The plaintiffs point out that the experts for both the plaintiffs and the defendant all agreed that Mrs. McDougal suffered nerve damage. However, it is conceivable that while the jury believed Mrs. McDougal had permanent nerve damage, it felt the damage was an unfortunate complication of the surgery she underwent (as is argued by the defendant). In any event, we will not second guess a jury where there is clear evidence to sustain its verdict even with the presence of some prejudicial evidence. See Syl. pt. 2, Vandetta v. Yanero, 157 W. Va. 220, 200 S.E.2d 674 (1973) (an erroneous conclusion of law incorporated into a report and then admitted into evidence at trial found not reversible error where ample other evidence was in existence that supported the court's findings); Lester v. Rose, 147 W. Va. 575, 603, 130 S.E.2d 80, 98 (1963) ("`where the verdict accords with both the law and the evidence, all errors committed in the course of the trial are rendered harmless.' I M.J., Appeal and Error, § 287"). In this case, it appears the jury evaluated the evidence presented and a finding in favor of either party could have been justified.
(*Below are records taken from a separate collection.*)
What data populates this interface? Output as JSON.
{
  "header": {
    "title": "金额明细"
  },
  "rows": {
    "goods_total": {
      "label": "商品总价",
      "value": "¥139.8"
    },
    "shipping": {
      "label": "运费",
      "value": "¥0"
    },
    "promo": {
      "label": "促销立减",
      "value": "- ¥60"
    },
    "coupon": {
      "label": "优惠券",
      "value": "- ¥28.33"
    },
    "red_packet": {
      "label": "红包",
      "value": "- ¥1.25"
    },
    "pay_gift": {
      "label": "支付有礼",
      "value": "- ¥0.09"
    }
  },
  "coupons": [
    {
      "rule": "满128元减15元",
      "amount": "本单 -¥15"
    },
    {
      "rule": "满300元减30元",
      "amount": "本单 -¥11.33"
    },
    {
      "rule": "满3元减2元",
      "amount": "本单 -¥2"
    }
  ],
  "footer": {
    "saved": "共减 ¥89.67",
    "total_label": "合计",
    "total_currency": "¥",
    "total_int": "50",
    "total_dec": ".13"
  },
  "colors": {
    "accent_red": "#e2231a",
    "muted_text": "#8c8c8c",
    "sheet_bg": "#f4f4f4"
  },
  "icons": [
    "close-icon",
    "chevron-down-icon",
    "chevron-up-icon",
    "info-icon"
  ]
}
Also, we find it significant that the plaintiffs failed to exercise options available to ameliorate or dilute any unfair surprise resulting from the use of the disputed video tape. The plaintiffs could have moved for a continuance or sought a recess to take whatever action was necessary before the trial continued. Instead, for reasons not fully disclosed to this Court, the plaintiffs chose to continue with the trial as part of their strategy. As the Fourth Circuit Court of Appeals in DeBenedetto v. Goodyear Tire Rubber Co., 754 F.2d 512, 518 (4th Cir. 1985), stated where counsel decided not to move for a continuance, but rather proceed with trial: "They cannot now be allowed to alter retroactively their trial strategy." The same reasoning applies in the instant case. We explicitly hold that in order to preserve the claim of unfair surprise for appeal, the aggrieved party must at the very least move for a continuance or recess.
"Our cases and the West Virginia Rules of Evidence have declared an implicit preference for a continuance when there has been a discovery violation. See W. Va.R.Evid. 403 (`unfair surprise' is not listed as a ground for exclusion). See State v. Barker, 169 W. Va. 620, 623, 289 S.E.2d 207, 210 (1982) (`[e]ven if this were a "proper" case in which to claim surprise, the appellant failed to move for a continuance, and, therefore, waived his right to one'); Martin v. Smith, 190 W. Va. 286, 291, 438 S.E.2d 318, 323 (1993) (`even given that the admission of Dr. Adams' testimony prejudiced Dr. Smith's case, we find such prejudice far from incurable. Dr. Smith could have easily moved for a continuance in order to secure a comparable expert witness')."
In conclusion, we hold that although the admission of the video tape may have been error, because the video tape in dispute did not affect the question of liability, its admission was not reversible error. Accordingly, the verdict for the defendant is affirmed.
BROTHERTON, J., did not participate.
FOX, Judge, sitting by temporary assignment.